━━ EXCERPTED DATA
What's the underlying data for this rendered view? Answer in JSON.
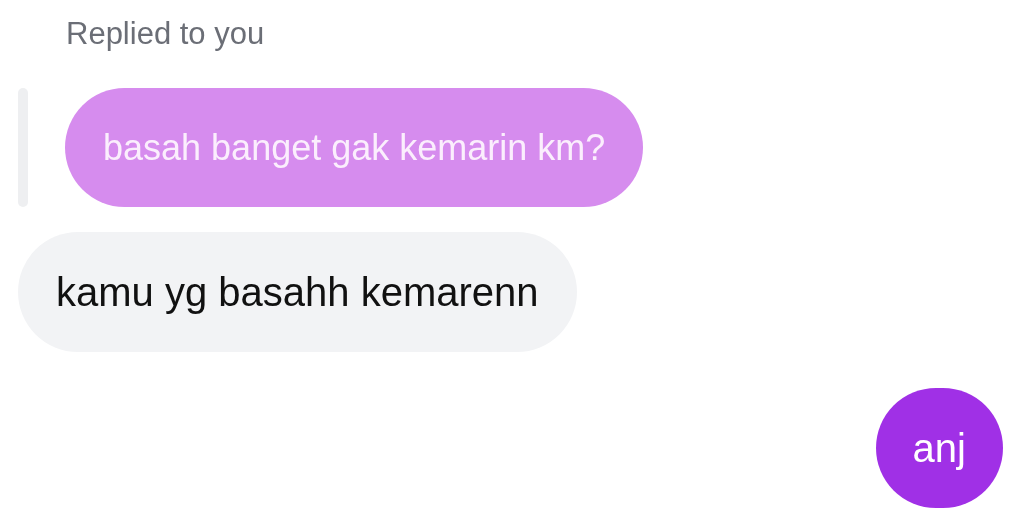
{
  "reply_label": "Replied to you",
  "quoted_message": {
    "text": "basah banget gak kemarin km?"
  },
  "messages": [
    {
      "kind": "received",
      "text": "kamu yg basahh kemarenn"
    },
    {
      "kind": "sent",
      "text": "anj"
    }
  ]
}
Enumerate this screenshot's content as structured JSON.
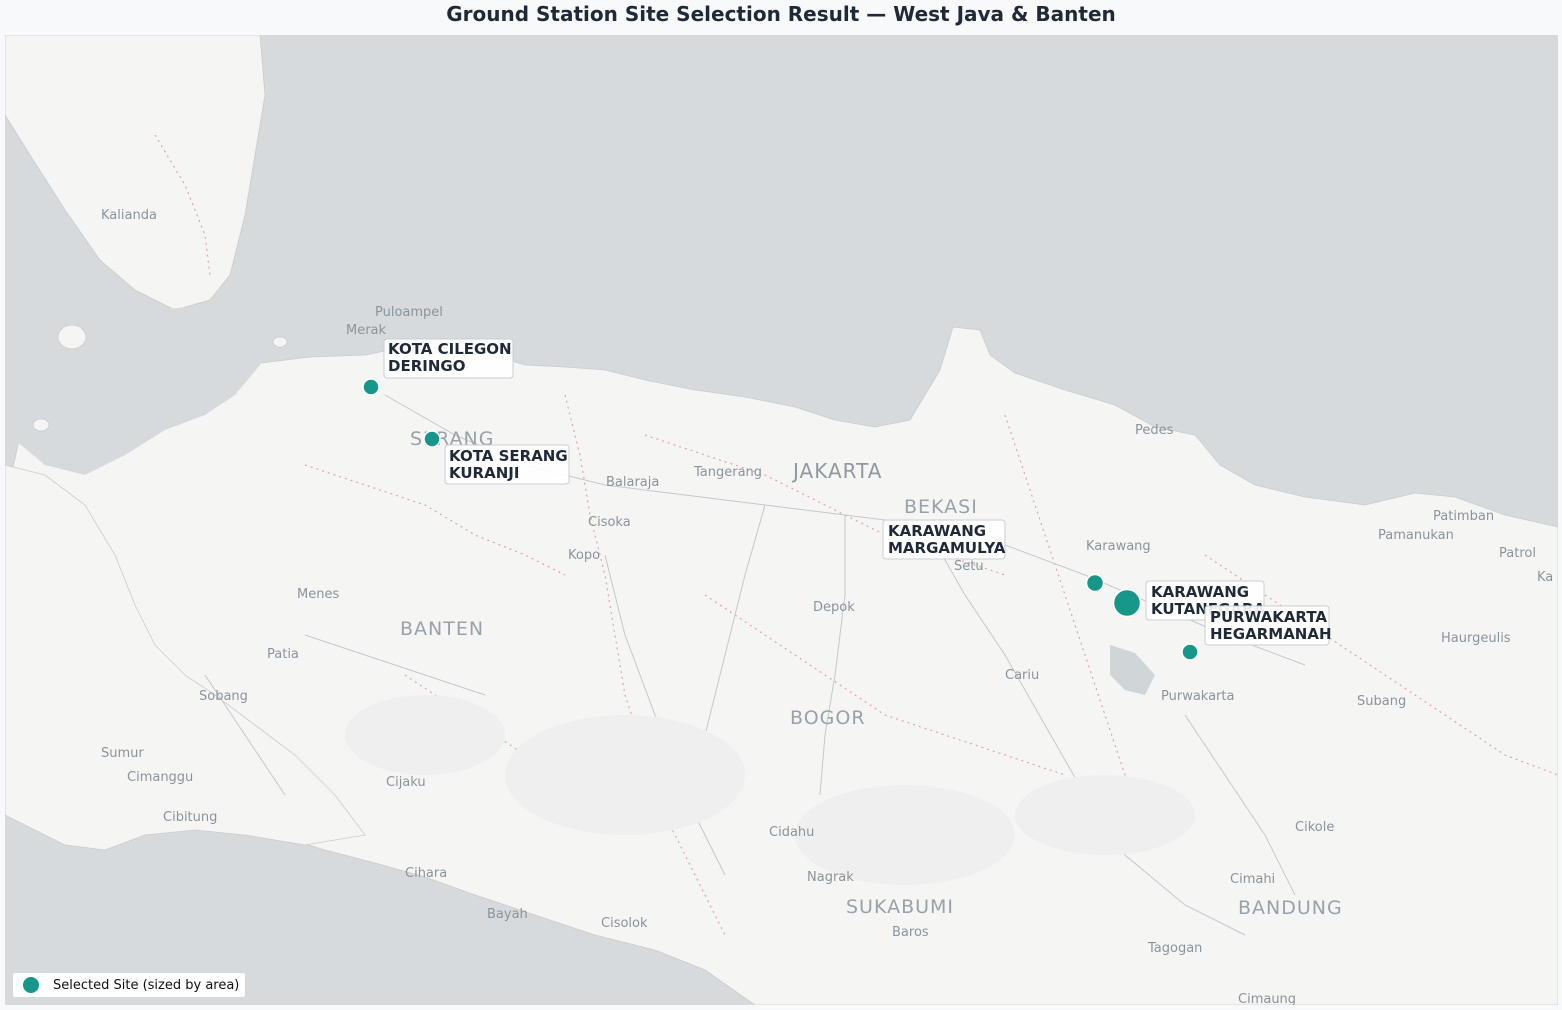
{
  "title": "Ground Station Site Selection Result — West Java & Banten",
  "colors": {
    "site": "#17968a",
    "sea": "#d6dadd",
    "land": "#f5f5f4",
    "boundary": "#e0a3a3"
  },
  "legend": {
    "label": "Selected Site (sized by area)",
    "marker_icon": "circle-marker-icon"
  },
  "places": [
    {
      "name": "Kalianda",
      "size": "small"
    },
    {
      "name": "Puloampel",
      "size": "small"
    },
    {
      "name": "Merak",
      "size": "small"
    },
    {
      "name": "SERANG",
      "size": "big"
    },
    {
      "name": "Balaraja",
      "size": "small"
    },
    {
      "name": "Tangerang",
      "size": "small"
    },
    {
      "name": "JAKARTA",
      "size": "big"
    },
    {
      "name": "BEKASI",
      "size": "big"
    },
    {
      "name": "Cisoka",
      "size": "small"
    },
    {
      "name": "Kopo",
      "size": "small"
    },
    {
      "name": "Menes",
      "size": "small"
    },
    {
      "name": "BANTEN",
      "size": "big"
    },
    {
      "name": "Patia",
      "size": "small"
    },
    {
      "name": "Sobang",
      "size": "small"
    },
    {
      "name": "Sumur",
      "size": "small"
    },
    {
      "name": "Cimanggu",
      "size": "small"
    },
    {
      "name": "Cijaku",
      "size": "small"
    },
    {
      "name": "Cibitung",
      "size": "small"
    },
    {
      "name": "Cihara",
      "size": "small"
    },
    {
      "name": "Bayah",
      "size": "small"
    },
    {
      "name": "Cisolok",
      "size": "small"
    },
    {
      "name": "Depok",
      "size": "small"
    },
    {
      "name": "BOGOR",
      "size": "big"
    },
    {
      "name": "Cidahu",
      "size": "small"
    },
    {
      "name": "Nagrak",
      "size": "small"
    },
    {
      "name": "SUKABUMI",
      "size": "big"
    },
    {
      "name": "Baros",
      "size": "small"
    },
    {
      "name": "Setu",
      "size": "small"
    },
    {
      "name": "Karawang",
      "size": "small"
    },
    {
      "name": "Pedes",
      "size": "small"
    },
    {
      "name": "Cariu",
      "size": "small"
    },
    {
      "name": "Purwakarta",
      "size": "small"
    },
    {
      "name": "Patimban",
      "size": "small"
    },
    {
      "name": "Pamanukan",
      "size": "small"
    },
    {
      "name": "Patrol",
      "size": "small"
    },
    {
      "name": "Ka",
      "size": "small"
    },
    {
      "name": "Haurgeulis",
      "size": "small"
    },
    {
      "name": "Subang",
      "size": "small"
    },
    {
      "name": "Cikole",
      "size": "small"
    },
    {
      "name": "Cimahi",
      "size": "small"
    },
    {
      "name": "BANDUNG",
      "size": "big"
    },
    {
      "name": "Tagogan",
      "size": "small"
    },
    {
      "name": "Cimaung",
      "size": "small"
    }
  ],
  "sites": [
    {
      "line1": "KOTA CILEGON",
      "line2": "DERINGO"
    },
    {
      "line1": "KOTA SERANG",
      "line2": "KURANJI"
    },
    {
      "line1": "KARAWANG",
      "line2": "MARGAMULYA"
    },
    {
      "line1": "KARAWANG",
      "line2": "KUTANEGARA"
    },
    {
      "line1": "PURWAKARTA",
      "line2": "HEGARMANAH"
    }
  ]
}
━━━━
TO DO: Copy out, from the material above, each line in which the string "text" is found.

COMPLETED EXERCISE:
    "text": "basah banget gak kemarin km?"
      "text": "kamu yg basahh kemarenn"
      "text": "anj"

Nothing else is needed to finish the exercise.